DATA FOR PROCESSING
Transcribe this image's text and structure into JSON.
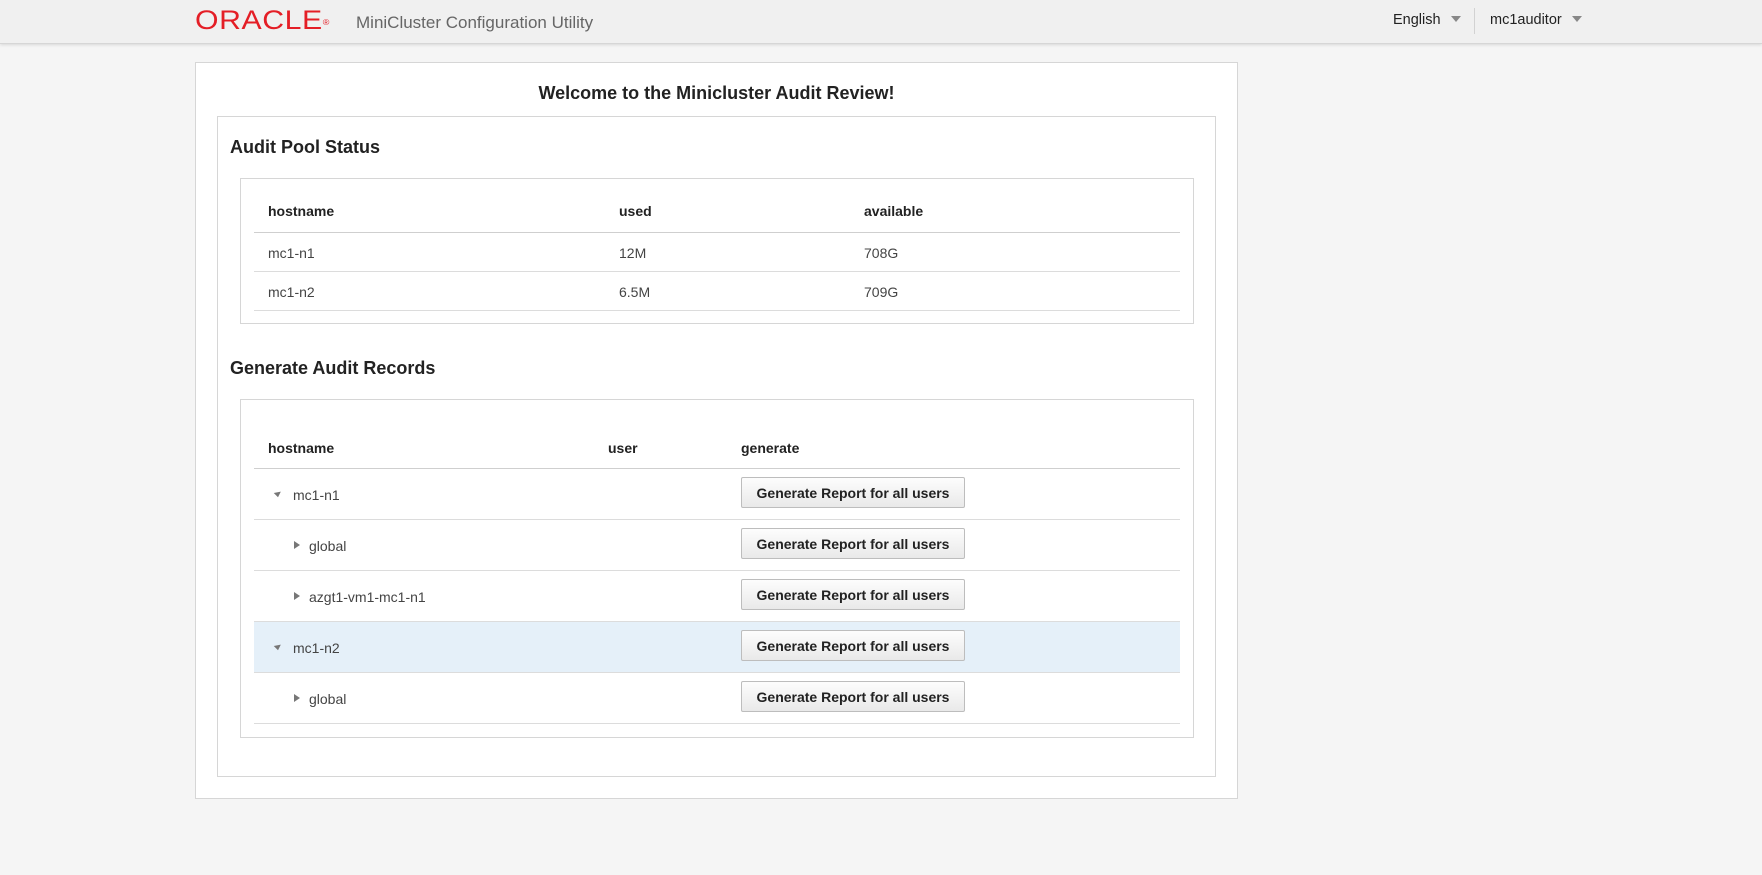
{
  "header": {
    "logo_text": "ORACLE",
    "logo_mark": "®",
    "app_title": "MiniCluster Configuration Utility",
    "language": "English",
    "user": "mc1auditor"
  },
  "colors": {
    "brand": "#e41e26",
    "selected_row": "#e5f0f9"
  },
  "page": {
    "welcome": "Welcome to the Minicluster Audit Review!"
  },
  "audit_pool": {
    "title": "Audit Pool Status",
    "columns": [
      "hostname",
      "used",
      "available"
    ],
    "rows": [
      {
        "hostname": "mc1-n1",
        "used": "12M",
        "available": "708G"
      },
      {
        "hostname": "mc1-n2",
        "used": "6.5M",
        "available": "709G"
      }
    ]
  },
  "generate": {
    "title": "Generate Audit Records",
    "columns": [
      "hostname",
      "user",
      "generate"
    ],
    "rows": [
      {
        "name": "mc1-n1",
        "level": 0,
        "state": "expanded",
        "selected": false,
        "button": "Generate Report for all users"
      },
      {
        "name": "global",
        "level": 1,
        "state": "collapsed",
        "selected": false,
        "button": "Generate Report for all users"
      },
      {
        "name": "azgt1-vm1-mc1-n1",
        "level": 1,
        "state": "collapsed",
        "selected": false,
        "button": "Generate Report for all users"
      },
      {
        "name": "mc1-n2",
        "level": 0,
        "state": "expanded",
        "selected": true,
        "button": "Generate Report for all users"
      },
      {
        "name": "global",
        "level": 1,
        "state": "collapsed",
        "selected": false,
        "button": "Generate Report for all users"
      }
    ]
  }
}
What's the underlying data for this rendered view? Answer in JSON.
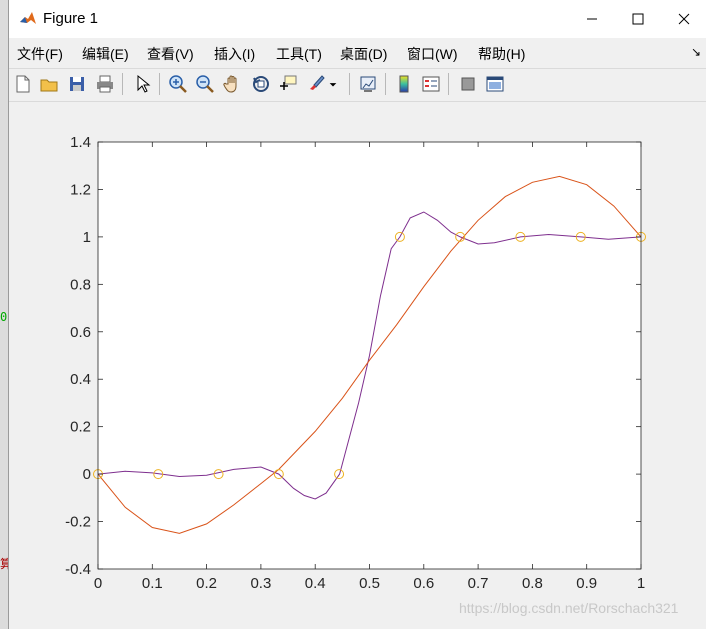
{
  "window": {
    "title": "Figure 1",
    "controls": {
      "minimize": "—",
      "maximize": "☐",
      "close": "✕"
    }
  },
  "menu": {
    "items": [
      "文件(F)",
      "编辑(E)",
      "查看(V)",
      "插入(I)",
      "工具(T)",
      "桌面(D)",
      "窗口(W)",
      "帮助(H)"
    ],
    "dock_glyph": "↘"
  },
  "toolbar": {
    "buttons": [
      "new-figure-icon",
      "open-file-icon",
      "save-icon",
      "print-icon",
      "select-arrow-icon",
      "zoom-in-icon",
      "zoom-out-icon",
      "pan-hand-icon",
      "rotate-3d-icon",
      "data-cursor-icon",
      "brush-icon",
      "brush-dropdown-icon",
      "link-plot-icon",
      "colorbar-icon",
      "legend-icon",
      "hide-plot-tools-icon",
      "show-plot-tools-icon"
    ]
  },
  "watermark": "https://blog.csdn.net/Rorschach321",
  "colors": {
    "purple": "#7e2f8e",
    "orange": "#d95319",
    "markers": "#edb120"
  },
  "chart_data": {
    "type": "line",
    "title": "",
    "xlabel": "",
    "ylabel": "",
    "xlim": [
      0,
      1
    ],
    "ylim": [
      -0.4,
      1.4
    ],
    "xticks": [
      "0",
      "0.1",
      "0.2",
      "0.3",
      "0.4",
      "0.5",
      "0.6",
      "0.7",
      "0.8",
      "0.9",
      "1"
    ],
    "yticks": [
      "-0.4",
      "-0.2",
      "0",
      "0.2",
      "0.4",
      "0.6",
      "0.8",
      "1",
      "1.2",
      "1.4"
    ],
    "grid": false,
    "legend": "none",
    "series": [
      {
        "style": "line",
        "color": "#7e2f8e",
        "x": [
          0,
          0.05,
          0.1,
          0.15,
          0.2,
          0.25,
          0.3,
          0.333,
          0.36,
          0.38,
          0.4,
          0.42,
          0.445,
          0.48,
          0.5,
          0.52,
          0.54,
          0.556,
          0.575,
          0.6,
          0.625,
          0.65,
          0.667,
          0.7,
          0.73,
          0.778,
          0.83,
          0.889,
          0.94,
          1
        ],
        "y": [
          0,
          0.012,
          0.005,
          -0.01,
          -0.005,
          0.02,
          0.03,
          0,
          -0.06,
          -0.09,
          -0.105,
          -0.08,
          0,
          0.3,
          0.5,
          0.75,
          0.95,
          1,
          1.08,
          1.105,
          1.07,
          1.02,
          1,
          0.97,
          0.975,
          1,
          1.01,
          1,
          0.99,
          1
        ]
      },
      {
        "style": "line",
        "color": "#d95319",
        "x": [
          0,
          0.05,
          0.1,
          0.15,
          0.2,
          0.25,
          0.3,
          0.333,
          0.4,
          0.45,
          0.5,
          0.55,
          0.6,
          0.65,
          0.7,
          0.75,
          0.8,
          0.85,
          0.9,
          0.95,
          1
        ],
        "y": [
          0,
          -0.14,
          -0.225,
          -0.25,
          -0.21,
          -0.13,
          -0.04,
          0.02,
          0.18,
          0.32,
          0.48,
          0.63,
          0.79,
          0.94,
          1.07,
          1.17,
          1.23,
          1.255,
          1.22,
          1.13,
          1
        ]
      },
      {
        "style": "markers",
        "color": "#edb120",
        "x": [
          0,
          0.111,
          0.222,
          0.333,
          0.444,
          0.556,
          0.667,
          0.778,
          0.889,
          1
        ],
        "y": [
          0,
          0,
          0,
          0,
          0,
          1,
          1,
          1,
          1,
          1
        ]
      }
    ]
  }
}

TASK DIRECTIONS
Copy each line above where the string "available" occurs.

OUTPUT BELOW
      "available"
        "available": "708G"
        "available": "709G"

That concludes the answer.